With new dogs come lots of fun, joy, and… possibly chewing! But before you train your dog to put an end to this behavior, it’s important to recognize that chewing is not only natural but also has a number of benefits.
Read on to learn everything you should know about chewing, including how to manage it to keep your furniture, shoes, or other items teeth-mark free!
Why dogs love to chew
If you’ve ever watched your dog during their play or downtime, you would’ve already noticed that they love to chew! The most important thing to keep in mind is that they don’t engage in this behavior to spite you.
In fact, there are many different reasons as to why dogs chew. For instance, like infants and toddlers, puppies love to explore their world by using their mouths and also need to relieve teething discomfort. And as they grow older, regular chewing is a natural way to clean teeth, as gnawing scrapes plaque off of teeth, as well as keep it strong and healthy!
It’s also been found that chewing releases endorphins in a dog’s brain. Known as the “happiness chemicals,” a release of endorphins can be compared to the feeling that we humans have when laughing., making feeling a healthy way to ease stress and anxiety.
Other reasons include:
- Lack in training
- No access to safe and appropriate chew toys
- Separation anxiety
- Behavioral issues because of which chewing becomes a coping mechanism
- Excess energy
How to manage dog chewing
Now that we’ve established the importance and benefits of chewing, it’s time to learn the best ways to manage the behavior, to keep your dog (and your home) safe. Ultimately, the secret to managing dog chewing is simply teaching your dog what to chew!
Keep prohibited items out of reach
When you’re training your dog, it’s best to set them up for success as much as you can! To help them learn what is and isn’t okay to chew, don’t make items that fall in the second category easily accessible. Keep clothing, shoes, books, and even trash out of their reach!
Give chew toys that are easily distinguishable from other household items
Related to the first tip, help your dog differentiate between toys they can chew and regular household items. Using old shoes or socks as chew toys will only confuse them!
Supervise your dog until they are only chewing on appropriate items
As with any other training, consistency is key. Avoid accidents and mistakes by keeping your dog on a leash even indoors or inside a crate filled with safe toys to chew. It’s important to remember that crates and cages should never be used as punishment. Rather, they’re meant to become safe spaces for your dog to retreat to or relax in!
Provide sufficient physical and mental stimulation throughout the day
One reason dogs love to chew is to amuse themselves out of boredom! This is why you’ll notice that dogs who get plenty of physical and mental exercise are often the most well-behaved. Learn the amount of exercise your dog needs, which is based on factors such as age, health, and breed characteristics, and make sure to incorporate it into your routine!
If you catch your dog chewing on something they shouldn’t, use the “trade” approach
During training, it’s inevitable that your dog will chew inappropriate items at some point. When this happens, practice getting them to give up the item in exchange for a proper chew toy or a treat.

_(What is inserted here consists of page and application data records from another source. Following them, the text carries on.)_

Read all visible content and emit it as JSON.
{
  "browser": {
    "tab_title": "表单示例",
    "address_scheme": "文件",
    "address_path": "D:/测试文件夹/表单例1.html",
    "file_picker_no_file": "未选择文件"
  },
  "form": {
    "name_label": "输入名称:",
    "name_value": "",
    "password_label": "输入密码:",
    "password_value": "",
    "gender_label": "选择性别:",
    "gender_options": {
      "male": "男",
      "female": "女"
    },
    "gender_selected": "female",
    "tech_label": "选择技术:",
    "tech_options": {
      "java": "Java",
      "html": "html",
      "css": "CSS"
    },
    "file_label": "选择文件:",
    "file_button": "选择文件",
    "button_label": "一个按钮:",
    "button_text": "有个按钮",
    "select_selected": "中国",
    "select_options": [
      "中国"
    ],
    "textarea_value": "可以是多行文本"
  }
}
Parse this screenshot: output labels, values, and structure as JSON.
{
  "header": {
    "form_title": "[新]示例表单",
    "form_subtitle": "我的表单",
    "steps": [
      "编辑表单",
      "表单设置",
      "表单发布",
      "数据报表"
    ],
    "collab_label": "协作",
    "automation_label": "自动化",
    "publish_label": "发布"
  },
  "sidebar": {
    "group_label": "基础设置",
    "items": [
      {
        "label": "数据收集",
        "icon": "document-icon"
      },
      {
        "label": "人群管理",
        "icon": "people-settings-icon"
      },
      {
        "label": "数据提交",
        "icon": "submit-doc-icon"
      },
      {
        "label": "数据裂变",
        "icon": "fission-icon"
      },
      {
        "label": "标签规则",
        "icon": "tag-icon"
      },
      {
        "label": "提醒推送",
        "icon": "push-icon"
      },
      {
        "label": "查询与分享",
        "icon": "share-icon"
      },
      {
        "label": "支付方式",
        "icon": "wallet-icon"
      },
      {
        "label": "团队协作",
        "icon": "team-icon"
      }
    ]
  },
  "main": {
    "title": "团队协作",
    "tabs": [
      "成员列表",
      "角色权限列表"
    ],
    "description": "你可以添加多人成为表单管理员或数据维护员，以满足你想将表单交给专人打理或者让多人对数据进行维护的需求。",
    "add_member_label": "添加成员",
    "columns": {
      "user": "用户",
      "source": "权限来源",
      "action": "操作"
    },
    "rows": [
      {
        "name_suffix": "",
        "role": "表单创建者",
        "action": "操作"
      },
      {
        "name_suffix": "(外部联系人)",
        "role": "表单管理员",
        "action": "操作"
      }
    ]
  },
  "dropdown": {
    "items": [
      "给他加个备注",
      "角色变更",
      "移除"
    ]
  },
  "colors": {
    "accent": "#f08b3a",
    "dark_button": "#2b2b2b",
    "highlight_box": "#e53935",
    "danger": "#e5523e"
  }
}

Forcefully removing items from their mouth can lead to their developing guarding behavior or even running away from you!
Don’t chase your dog if they grab an item and run
For dogs, being chased by their owner is fun and counts as play! Instead of running after them and giving them exactly what they want, try calling them to you and offering them a treat or a chew toy.
Soothe teething pain with rubber toys
Teething can cause pain in puppies. To help relieve them of the discomfort, you can try placing a rubber toy in the fridge for a few minutes! This will provide a cooling effect on the gums and teeth, soothing any discomfort.
Set realistic expectations
Don’t expect impressive results after a day of training. It’s important to practice patience towards your dog, as they’ll need time to learn what the appropriate chew toys are and the behavior you expect from them!
What NOT to do during training
Teaching our dog to learn new behaviors can be a tiring process. But as a responsible pet owner, you mustn’t shortcut your way around the training process or worse, punish your dog when they make a mistake!
When teaching your dog to redirect their chewing towards appropriate toys and items, avoid doing the following:
- Showing your dog the damage they did, along with physical or verbal forms of reprimand such as spanking or scolding. While dogs are intelligent, they can’t connect your punishment to a behavior they did hours or even just minutes ago!
- Punishing your dog by using duct tape to keep their mouth closed around a chewed object or tying a damaged item to them. Not only are punishments like these inhumane, but they also teach dogs nothing!
- Leaving your dog in a crate for long periods of time. Again, crates should serve as safe spaces, not a place to lock up your dog when they make a mistake. Using crates as punishment teaches your dog to hate them, which is counterproductive to obedience training!
- Muzzling your dog to prevent chewing. While this is usually done more as a preventive measure, muzzling your dog is only a band-aid solution. It’s still best to train them to identify which items are safe for them to chew!